A few months ago, my husband was diagnosed with cancer. While the prognosis for a full recovery is very good, nothing can stop you in your tracks faster than hearing that kind of news
Seven weeks of daily radiation ended two weeks before our daughter’s wedding. After the daily drive to and from hospital and watching my husband stand up to his treatments with unbelievable strength and dignity, he walked our girl down the aisle and we celebrated with our closest family and friends.
This month I came back to MentorSHE — my work. While my husband recovers and rebuilds, I am again facing this world of work, and my project. I promised to fulfill a commitment I made to myself for MentorSHE, and that was to find community, partnership, anything or anyone I could collaborate with that might have a shared interest in my vision. I reignited a few embers and told myself if these don’t catch, I am out.
I’ll admit, I sometimes question if I should keep going. I weigh the pros and cons. I think about going to work part-time, outside of the corporate world and doing something I would enjoy.

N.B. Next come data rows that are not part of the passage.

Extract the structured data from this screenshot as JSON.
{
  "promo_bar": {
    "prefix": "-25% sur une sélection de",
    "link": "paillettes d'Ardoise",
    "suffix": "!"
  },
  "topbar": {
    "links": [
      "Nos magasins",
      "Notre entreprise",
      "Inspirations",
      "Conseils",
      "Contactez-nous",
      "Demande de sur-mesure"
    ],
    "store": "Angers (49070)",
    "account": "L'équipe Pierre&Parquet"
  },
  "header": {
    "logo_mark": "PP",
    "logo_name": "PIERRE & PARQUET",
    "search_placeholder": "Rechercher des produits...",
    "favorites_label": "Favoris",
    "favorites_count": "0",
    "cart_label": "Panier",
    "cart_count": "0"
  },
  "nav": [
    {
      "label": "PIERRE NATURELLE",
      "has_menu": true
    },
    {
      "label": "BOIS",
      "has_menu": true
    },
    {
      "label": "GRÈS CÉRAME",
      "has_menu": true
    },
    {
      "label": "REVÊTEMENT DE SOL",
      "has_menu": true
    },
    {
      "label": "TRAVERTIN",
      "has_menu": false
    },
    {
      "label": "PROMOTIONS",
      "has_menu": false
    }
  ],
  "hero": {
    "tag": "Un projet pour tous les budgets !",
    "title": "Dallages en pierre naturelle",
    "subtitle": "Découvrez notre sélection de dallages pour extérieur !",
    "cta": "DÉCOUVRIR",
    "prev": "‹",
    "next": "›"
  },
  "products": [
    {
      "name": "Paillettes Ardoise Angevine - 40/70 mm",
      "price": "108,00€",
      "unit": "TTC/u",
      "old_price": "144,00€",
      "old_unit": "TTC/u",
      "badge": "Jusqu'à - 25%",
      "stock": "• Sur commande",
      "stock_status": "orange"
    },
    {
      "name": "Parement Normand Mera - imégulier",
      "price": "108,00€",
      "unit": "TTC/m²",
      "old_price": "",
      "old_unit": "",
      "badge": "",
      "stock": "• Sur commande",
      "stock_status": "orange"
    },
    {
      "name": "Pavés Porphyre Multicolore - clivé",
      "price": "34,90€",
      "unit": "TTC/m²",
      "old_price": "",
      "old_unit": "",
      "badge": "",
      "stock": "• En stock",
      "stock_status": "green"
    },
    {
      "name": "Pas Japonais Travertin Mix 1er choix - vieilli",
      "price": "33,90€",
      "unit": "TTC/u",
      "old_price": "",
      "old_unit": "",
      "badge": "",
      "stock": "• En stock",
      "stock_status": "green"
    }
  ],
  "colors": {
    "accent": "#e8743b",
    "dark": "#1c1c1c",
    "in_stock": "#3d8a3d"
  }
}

It makes me think of my hobbies, and if there is some alignment there. I have lined up a few things to explore.
I am two years older than I was when I was first laid off, and COVID-19 is still with us. I am reflecting on what MentorShe has meant to me during this time — me and MentorSHE in the boat. From the shoreline, I see that the landscape of work has changed, and so have I. I am pondering what is next.
What I have learned about myself is that I am a builder. I am a creator. I am a communicator. How does that line up in a LinkedIN profile?
Like you, I read so many headlines about the decline of our mental health and the lack of systems to help. I read about employee experience and engagement, and how paramount it is for us to connect with our people. I am learning that we should all be bracing ourselves for the “future of work” and the ambiguity of it all. We have exhausted ourselves with information: some good, some bad and all of it just too much. It is no wonder we are seeing what they are beginning to call the #greatresignation.
On my birthday this past summer, I headed out to a small town to treasure hunt in vintage and antique shops. After hours of perusing and discussing the myriad items we saw, I landed on a classic oil painting of boats in a harbor. Excited with my $65 dollar purchase, I reframed and hung it in my home. Then I realized, I actually bought a painting of a boat in a harbor last year (pictured above) and over our bed is a print of two row boats tied to the dock. I also have a lovely water colour of a venetian gondola I bought in Italy, an homage to my roots. “I guess I like boats”, I mused. While showing off my new artwork, I shared this observation with my sister-in-law, who said, “Interesting. Safe harbor.”.
Safe harbor. Anchored to the shoreline.
Being laid off made me feel pushed out from a world I knew very well, and a field I competed in and played on since I was 22 years young. I was another version of me then. It was a good career. In a sense, it ended on a high note, working for a great company where I managed a product. But in the early days, I asked, “Why me?” Why wasn’t I part of the “re-imagined” workforce? I tried to get into other roles but that did not pan out. It hurt. Intellectually, I know I was a number on a spreadsheet. My performance and work was excellent, but I was also older, and maybe that played a part. I don’t know, and it doesn’t matter now.
Founding MentorSHE has been about giving women a place to find intentional mentorship opportunities, because I think one way out of the mess of our systemic barriers is to find new ways to connect with purpose. It has also been about finding the next version of myself. This is what we do. This is the human experience: recovery and starting again.
Recently, I told my daughters (again), “I am in transition”. They joked that it seemed to be taking a long time. Maybe instead I should say, “I am transition” and ask, “How does everything else live up to me?”
This soul journey is ongoing, and the richness of life is layers deep. Right now, I am trying to be still enough not to miss what is meant for me.
Originally published at https://mentorsheblog.carrd.co.